This exercise calls for every line of the data below with the string "variable" in it.

▶ [Dataset entries]:
* * *

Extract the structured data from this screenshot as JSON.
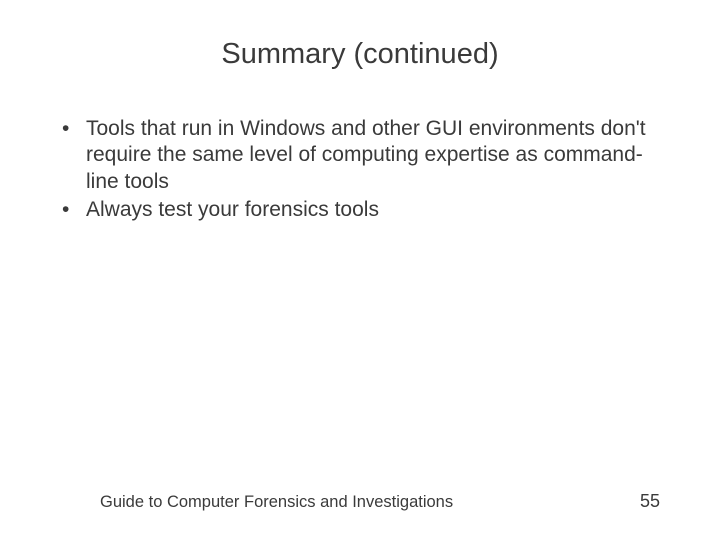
{
  "title": "Summary (continued)",
  "bullets": [
    "Tools that run in Windows and other GUI environments don't require the same level of computing expertise as command-line tools",
    "Always test your forensics tools"
  ],
  "footer": {
    "text": "Guide to Computer Forensics and Investigations",
    "page": "55"
  }
}
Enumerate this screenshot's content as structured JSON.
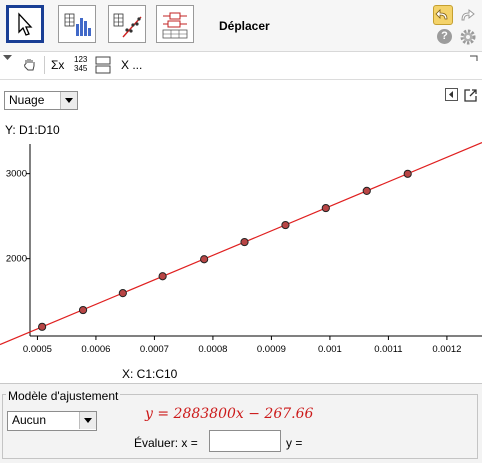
{
  "toolbar": {
    "title": "Déplacer",
    "tools": [
      {
        "name": "move-tool-button",
        "icon": "cursor-arrow-icon"
      },
      {
        "name": "one-variable-analysis-button",
        "icon": "histogram-icon"
      },
      {
        "name": "two-variable-regression-button",
        "icon": "scatter-regression-icon"
      },
      {
        "name": "multiple-variable-analysis-button",
        "icon": "boxplot-icon"
      }
    ],
    "undo_icon": "undo-icon",
    "redo_icon": "redo-icon",
    "help_label": "?",
    "settings_icon": "gear-icon"
  },
  "subbar": {
    "sum_label": "Σx",
    "numbers_top": "123",
    "numbers_bottom": "345",
    "x_label": "X ..."
  },
  "panel": {
    "plot_type": "Nuage"
  },
  "chart_data": {
    "type": "scatter",
    "ylabel": "Y:  D1:D10",
    "xlabel": "X:  C1:C10",
    "x_ticks": [
      "0.0005",
      "0.0006",
      "0.0007",
      "0.0008",
      "0.0009",
      "0.001",
      "0.0011",
      "0.0012"
    ],
    "x_tick_values": [
      0.0005,
      0.0006,
      0.0007,
      0.0008,
      0.0009,
      0.001,
      0.0011,
      0.0012
    ],
    "y_ticks": [
      "2000",
      "3000"
    ],
    "y_tick_values": [
      2000,
      3000
    ],
    "xlim": [
      0.000436,
      0.00126
    ],
    "ylim": [
      1090,
      3490
    ],
    "points": [
      {
        "x": 0.000508,
        "y": 1198
      },
      {
        "x": 0.000578,
        "y": 1395
      },
      {
        "x": 0.000646,
        "y": 1594
      },
      {
        "x": 0.000714,
        "y": 1793
      },
      {
        "x": 0.000785,
        "y": 1993
      },
      {
        "x": 0.000854,
        "y": 2195
      },
      {
        "x": 0.000924,
        "y": 2395
      },
      {
        "x": 0.000993,
        "y": 2595
      },
      {
        "x": 0.001063,
        "y": 2797
      },
      {
        "x": 0.001133,
        "y": 2998
      }
    ],
    "fit": {
      "slope": 2883800,
      "intercept": -267.66
    },
    "line_color": "#e02020",
    "point_color": "#b84545",
    "grid": false
  },
  "model": {
    "title": "Modèle d'ajustement",
    "fit_type": "Aucun",
    "equation": "y = 2883800x − 267.66",
    "evaluate_label": "Évaluer:  x =",
    "x_value": "",
    "y_label": "y ="
  }
}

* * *

▶ [Answer box]:
        "name": "one-variable-analysis-button",
        "name": "two-variable-regression-button",
        "name": "multiple-variable-analysis-button",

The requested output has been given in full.